The AMA continues its strong advocacy on tighter regulation of e-cigarettes, particularly with respect to banning flavors, which are popular with youth. The AMA publicly supported the administration's plan, announced on Sept. 11, to clear the market of all non-tobacco-flavored e-cigarettes, including mint and menthol flavors, until they can be reviewed by the Food and Drug Administration (FDA).

Haven't subscribed?

Stay current on the latest on the issues impacting physicians, patients and the health care environment with the AMA’s Advocacy Update newsletter.

Given recent press reports that the administration was reconsidering the inclusion of mint and menthol flavors, due to pressure from the vaping industry, the AMA signed on to two letters circulated by the Campaign for Tobacco-Free Kids, one to HHS Secretary Alex Azar (PDF) and the second to First Lady Melania Trump (PDF). The letters argue that there is no public health reason to exempt mint and menthol flavors and urge the administration to stay the course and implement their previously stated plan of banning all non-tobacco-flavored e-cigarettes. Also related to e-cigarettes, AMA President Patrice A. Harris, MD, MA joined the Presidents-elect of the American Academy of Pediatrics (AAP) and the American College of Physicians (ACP) in calling for tighter regulation of e-cigarettes at a National Press Club Headliners Newsmaker event on Oct. 30.

An Executive Order issued by President Trump entitled "Protecting and Improving Medicare for our Nation's Seniors," intended to make Medicare Advantage plans more attractive to seniors, raised a number of policy issues. One notable area where the executive order is unclear and concerning involves state scope of practice laws. The AMA along with 102 state medical societies and national specialty organizations wrote a letter (PDF) to Health and Human Services Secretary Alex Azar on Oct. 28, expressing concerns about broad language related to the supervision, licensing and reimbursement of nonphysician health professionals, noting safety concerns and skillsets that do not make these health care professionals interchangeable with fully trained physicians.

All three House committees of jurisdiction, the House Ways and Means Committee, House Education and Labor Committee and House Energy and Commerce Committee, have approved H.R. 3, the Lower Drug Costs Now Act of 2019, backed by House Speaker Nancy Pelosi (D-CA), along party-line votes. The three different marked-up versions of the bill will be merged and voted on by the House in mid-November.

This legislation would give HHS the power to negotiate prices for prescription drugs without generic or biosimilar competition. Negotiated prices would be available to all payers, including the commercial market. The maximum negotiated price would be set at no more than 120% of an international price index, called the "Average International Market" price. The bill would also create a $2,000 out-of-pocket spending cap for Medicare beneficiaries.

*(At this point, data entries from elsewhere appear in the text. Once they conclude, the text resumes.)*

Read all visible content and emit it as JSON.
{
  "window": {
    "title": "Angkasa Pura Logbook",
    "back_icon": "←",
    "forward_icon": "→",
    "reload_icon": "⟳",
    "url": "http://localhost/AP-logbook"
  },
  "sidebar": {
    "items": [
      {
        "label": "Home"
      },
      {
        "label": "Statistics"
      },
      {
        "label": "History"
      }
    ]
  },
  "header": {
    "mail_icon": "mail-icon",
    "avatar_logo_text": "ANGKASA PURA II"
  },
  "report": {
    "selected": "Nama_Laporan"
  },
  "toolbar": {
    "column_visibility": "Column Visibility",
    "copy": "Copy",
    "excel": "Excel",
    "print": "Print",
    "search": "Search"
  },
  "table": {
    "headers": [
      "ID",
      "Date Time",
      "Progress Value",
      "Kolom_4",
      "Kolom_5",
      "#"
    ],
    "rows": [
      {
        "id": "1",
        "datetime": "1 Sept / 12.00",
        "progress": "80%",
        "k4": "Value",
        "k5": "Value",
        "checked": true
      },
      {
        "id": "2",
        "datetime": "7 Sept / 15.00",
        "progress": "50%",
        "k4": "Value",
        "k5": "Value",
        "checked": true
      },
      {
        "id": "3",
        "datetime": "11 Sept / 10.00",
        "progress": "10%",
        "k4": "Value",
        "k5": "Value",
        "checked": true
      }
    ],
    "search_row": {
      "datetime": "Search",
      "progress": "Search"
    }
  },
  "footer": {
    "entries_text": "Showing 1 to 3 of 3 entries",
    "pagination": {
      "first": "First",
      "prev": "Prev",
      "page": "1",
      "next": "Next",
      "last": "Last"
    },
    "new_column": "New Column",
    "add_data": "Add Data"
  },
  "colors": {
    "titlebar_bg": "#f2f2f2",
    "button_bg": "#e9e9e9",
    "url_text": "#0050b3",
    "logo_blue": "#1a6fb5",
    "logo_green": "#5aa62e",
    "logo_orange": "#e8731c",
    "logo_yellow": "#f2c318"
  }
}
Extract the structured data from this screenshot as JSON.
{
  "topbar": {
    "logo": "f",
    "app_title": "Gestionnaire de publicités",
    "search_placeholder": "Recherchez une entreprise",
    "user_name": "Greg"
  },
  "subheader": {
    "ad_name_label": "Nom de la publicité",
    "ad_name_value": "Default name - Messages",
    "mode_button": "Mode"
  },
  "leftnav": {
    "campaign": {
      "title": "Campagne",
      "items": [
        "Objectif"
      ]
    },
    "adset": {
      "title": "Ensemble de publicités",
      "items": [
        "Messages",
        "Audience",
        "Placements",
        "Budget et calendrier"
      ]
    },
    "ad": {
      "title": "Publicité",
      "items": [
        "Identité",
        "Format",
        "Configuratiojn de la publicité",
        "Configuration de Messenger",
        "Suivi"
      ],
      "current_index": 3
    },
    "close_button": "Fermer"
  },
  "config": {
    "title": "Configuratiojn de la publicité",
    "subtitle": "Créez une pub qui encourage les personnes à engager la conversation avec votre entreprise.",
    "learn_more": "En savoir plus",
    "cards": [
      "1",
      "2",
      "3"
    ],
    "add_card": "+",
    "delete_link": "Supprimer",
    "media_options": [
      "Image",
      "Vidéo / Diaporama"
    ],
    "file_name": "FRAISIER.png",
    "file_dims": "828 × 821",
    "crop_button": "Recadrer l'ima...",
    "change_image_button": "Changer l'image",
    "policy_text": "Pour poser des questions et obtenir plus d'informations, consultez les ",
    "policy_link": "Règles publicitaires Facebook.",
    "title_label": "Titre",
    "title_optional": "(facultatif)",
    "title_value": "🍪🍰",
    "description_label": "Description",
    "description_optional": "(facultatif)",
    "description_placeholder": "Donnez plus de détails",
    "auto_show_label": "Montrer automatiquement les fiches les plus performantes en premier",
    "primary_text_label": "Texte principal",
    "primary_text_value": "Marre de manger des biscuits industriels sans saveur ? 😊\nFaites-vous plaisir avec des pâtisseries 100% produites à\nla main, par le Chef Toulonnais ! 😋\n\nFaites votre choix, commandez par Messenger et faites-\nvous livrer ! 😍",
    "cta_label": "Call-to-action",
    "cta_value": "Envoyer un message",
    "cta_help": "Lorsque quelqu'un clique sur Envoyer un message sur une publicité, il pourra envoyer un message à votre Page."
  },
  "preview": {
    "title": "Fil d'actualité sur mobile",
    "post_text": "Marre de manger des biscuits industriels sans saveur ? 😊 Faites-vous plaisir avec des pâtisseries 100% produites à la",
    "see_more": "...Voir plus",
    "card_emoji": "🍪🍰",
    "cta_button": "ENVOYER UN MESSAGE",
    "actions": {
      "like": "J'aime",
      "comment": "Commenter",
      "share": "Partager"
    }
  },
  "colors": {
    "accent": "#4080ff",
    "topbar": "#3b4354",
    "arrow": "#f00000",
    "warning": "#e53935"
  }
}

H.R. 3 is expected to pass the House on a party-line vote. It is not expected to pass the Senate. House and Senate Republicans remained unified in opposing H.R. 3. While they support portions of the bill, they strongly oppose the drug negotiation and maximum price provisions, arguing they would hurt the development of new medicines in the future.

CMS has now released a request for applications (PDF) for Primary Care First, the new patient-centered primary care medical home model that will be available in 26 localities around the country. The newly released details include key improvements to the model advocated by the AMA and primary care specialty societies.

Previously the participating practices were to be grouped into five categories based on their patient population's average risk score. Monthly primary care payments would have been $24 per patient for the group with the lowest risk scores and $28 per patient for the next group. Now there will be four categories instead of five and the group with the lowest average risk score will receive $28 per patient per month. This change was critical to making sure that payments under the model will be enough to support the care changes that practices will have to make, and allow participating physicians to make as much or more as they would by staying in the fee-for-service system.

Another concern had been that certain performance-based payments were only to be available to those in the top 50% of performance on a measure of acute hospital utilization. Now these performance-based payments will be tied to a benchmark so that everyone with good performance relative to the benchmark has access to the additional payments.

Primary Care First also offers a special track for physicians managing patients with serious illness. The model defines seriously ill patients as those who have significant chronic or other serious illnesses with a Medicare risk score of 3.0 or greater, or have high hospital utilization, or those who show signs of frailty as evidenced by claims for durable medical equipment.

Physicians who want to learn more about Primary Care First can find additional information and resources at the CMS website.

Static Up
20
Featured Stories